▶ [Items from an interface collection]:
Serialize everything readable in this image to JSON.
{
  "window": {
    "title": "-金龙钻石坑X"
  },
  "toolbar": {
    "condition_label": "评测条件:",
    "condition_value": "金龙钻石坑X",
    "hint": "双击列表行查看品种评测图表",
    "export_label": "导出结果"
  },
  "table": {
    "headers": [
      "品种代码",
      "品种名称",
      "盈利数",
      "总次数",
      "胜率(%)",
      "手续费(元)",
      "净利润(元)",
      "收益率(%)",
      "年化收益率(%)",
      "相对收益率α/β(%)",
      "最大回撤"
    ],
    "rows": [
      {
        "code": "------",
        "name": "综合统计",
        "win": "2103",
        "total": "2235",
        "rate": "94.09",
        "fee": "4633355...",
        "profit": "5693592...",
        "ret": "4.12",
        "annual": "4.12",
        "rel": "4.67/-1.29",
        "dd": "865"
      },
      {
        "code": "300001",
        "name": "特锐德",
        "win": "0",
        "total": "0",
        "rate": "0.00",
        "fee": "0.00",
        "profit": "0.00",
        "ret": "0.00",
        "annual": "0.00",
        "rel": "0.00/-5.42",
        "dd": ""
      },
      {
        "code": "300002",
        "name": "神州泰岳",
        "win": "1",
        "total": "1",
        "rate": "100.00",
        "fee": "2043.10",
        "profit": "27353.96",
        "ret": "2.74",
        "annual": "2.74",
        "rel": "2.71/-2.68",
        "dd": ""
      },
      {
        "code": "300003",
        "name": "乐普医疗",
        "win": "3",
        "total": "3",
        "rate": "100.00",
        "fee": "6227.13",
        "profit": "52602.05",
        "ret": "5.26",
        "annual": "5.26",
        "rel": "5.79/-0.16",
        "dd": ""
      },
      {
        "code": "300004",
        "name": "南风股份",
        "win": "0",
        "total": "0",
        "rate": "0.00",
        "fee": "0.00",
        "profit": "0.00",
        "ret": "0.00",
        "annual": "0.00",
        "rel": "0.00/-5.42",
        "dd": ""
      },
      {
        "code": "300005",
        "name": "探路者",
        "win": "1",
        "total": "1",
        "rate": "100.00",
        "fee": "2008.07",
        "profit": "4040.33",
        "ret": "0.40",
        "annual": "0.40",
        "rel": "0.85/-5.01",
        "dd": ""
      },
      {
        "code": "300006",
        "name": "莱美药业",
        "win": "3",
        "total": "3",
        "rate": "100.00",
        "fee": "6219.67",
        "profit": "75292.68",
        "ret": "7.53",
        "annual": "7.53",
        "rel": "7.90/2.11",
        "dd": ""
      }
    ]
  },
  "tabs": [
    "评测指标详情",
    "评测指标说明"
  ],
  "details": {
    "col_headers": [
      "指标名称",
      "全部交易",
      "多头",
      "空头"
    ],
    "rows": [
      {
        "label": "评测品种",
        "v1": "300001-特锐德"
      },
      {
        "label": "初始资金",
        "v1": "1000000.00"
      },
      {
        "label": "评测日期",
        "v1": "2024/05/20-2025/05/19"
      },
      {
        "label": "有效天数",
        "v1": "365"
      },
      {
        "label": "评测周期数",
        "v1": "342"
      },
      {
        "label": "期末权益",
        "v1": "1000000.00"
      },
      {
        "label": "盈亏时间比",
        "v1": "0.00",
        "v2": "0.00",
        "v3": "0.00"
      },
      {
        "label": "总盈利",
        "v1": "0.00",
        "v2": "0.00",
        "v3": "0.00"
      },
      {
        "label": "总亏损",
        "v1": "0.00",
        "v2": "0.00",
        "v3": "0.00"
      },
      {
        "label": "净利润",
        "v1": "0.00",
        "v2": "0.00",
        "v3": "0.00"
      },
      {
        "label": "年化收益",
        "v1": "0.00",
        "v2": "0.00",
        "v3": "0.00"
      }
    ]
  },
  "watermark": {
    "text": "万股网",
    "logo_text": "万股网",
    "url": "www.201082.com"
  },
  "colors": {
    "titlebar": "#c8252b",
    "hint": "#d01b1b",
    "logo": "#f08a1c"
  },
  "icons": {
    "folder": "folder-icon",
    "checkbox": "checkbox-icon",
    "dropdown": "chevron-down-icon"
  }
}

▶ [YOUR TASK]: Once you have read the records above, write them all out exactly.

▶ [SOLUTION FOR THIS PROBLEM]:
Serialize everything readable in this image to JSON.
{
  "window": {
    "title": "-金龙钻石坑X"
  },
  "toolbar": {
    "condition_label": "评测条件:",
    "condition_value": "金龙钻石坑X",
    "hint": "双击列表行查看品种评测图表",
    "export_label": "导出结果"
  },
  "table": {
    "headers": [
      "品种代码",
      "品种名称",
      "盈利数",
      "总次数",
      "胜率(%)",
      "手续费(元)",
      "净利润(元)",
      "收益率(%)",
      "年化收益率(%)",
      "相对收益率α/β(%)",
      "最大回撤"
    ],
    "rows": [
      {
        "code": "------",
        "name": "综合统计",
        "win": "2103",
        "total": "2235",
        "rate": "94.09",
        "fee": "4633355...",
        "profit": "5693592...",
        "ret": "4.12",
        "annual": "4.12",
        "rel": "4.67/-1.29",
        "dd": "865"
      },
      {
        "code": "300001",
        "name": "特锐德",
        "win": "0",
        "total": "0",
        "rate": "0.00",
        "fee": "0.00",
        "profit": "0.00",
        "ret": "0.00",
        "annual": "0.00",
        "rel": "0.00/-5.42",
        "dd": ""
      },
      {
        "code": "300002",
        "name": "神州泰岳",
        "win": "1",
        "total": "1",
        "rate": "100.00",
        "fee": "2043.10",
        "profit": "27353.96",
        "ret": "2.74",
        "annual": "2.74",
        "rel": "2.71/-2.68",
        "dd": ""
      },
      {
        "code": "300003",
        "name": "乐普医疗",
        "win": "3",
        "total": "3",
        "rate": "100.00",
        "fee": "6227.13",
        "profit": "52602.05",
        "ret": "5.26",
        "annual": "5.26",
        "rel": "5.79/-0.16",
        "dd": ""
      },
      {
        "code": "300004",
        "name": "南风股份",
        "win": "0",
        "total": "0",
        "rate": "0.00",
        "fee": "0.00",
        "profit": "0.00",
        "ret": "0.00",
        "annual": "0.00",
        "rel": "0.00/-5.42",
        "dd": ""
      },
      {
        "code": "300005",
        "name": "探路者",
        "win": "1",
        "total": "1",
        "rate": "100.00",
        "fee": "2008.07",
        "profit": "4040.33",
        "ret": "0.40",
        "annual": "0.40",
        "rel": "0.85/-5.01",
        "dd": ""
      },
      {
        "code": "300006",
        "name": "莱美药业",
        "win": "3",
        "total": "3",
        "rate": "100.00",
        "fee": "6219.67",
        "profit": "75292.68",
        "ret": "7.53",
        "annual": "7.53",
        "rel": "7.90/2.11",
        "dd": ""
      }
    ]
  },
  "tabs": [
    "评测指标详情",
    "评测指标说明"
  ],
  "details": {
    "col_headers": [
      "指标名称",
      "全部交易",
      "多头",
      "空头"
    ],
    "rows": [
      {
        "label": "评测品种",
        "v1": "300001-特锐德"
      },
      {
        "label": "初始资金",
        "v1": "1000000.00"
      },
      {
        "label": "评测日期",
        "v1": "2024/05/20-2025/05/19"
      },
      {
        "label": "有效天数",
        "v1": "365"
      },
      {
        "label": "评测周期数",
        "v1": "342"
      },
      {
        "label": "期末权益",
        "v1": "1000000.00"
      },
      {
        "label": "盈亏时间比",
        "v1": "0.00",
        "v2": "0.00",
        "v3": "0.00"
      },
      {
        "label": "总盈利",
        "v1": "0.00",
        "v2": "0.00",
        "v3": "0.00"
      },
      {
        "label": "总亏损",
        "v1": "0.00",
        "v2": "0.00",
        "v3": "0.00"
      },
      {
        "label": "净利润",
        "v1": "0.00",
        "v2": "0.00",
        "v3": "0.00"
      },
      {
        "label": "年化收益",
        "v1": "0.00",
        "v2": "0.00",
        "v3": "0.00"
      }
    ]
  },
  "watermark": {
    "text": "万股网",
    "logo_text": "万股网",
    "url": "www.201082.com"
  },
  "colors": {
    "titlebar": "#c8252b",
    "hint": "#d01b1b",
    "logo": "#f08a1c"
  },
  "icons": {
    "folder": "folder-icon",
    "checkbox": "checkbox-icon",
    "dropdown": "chevron-down-icon"
  }
}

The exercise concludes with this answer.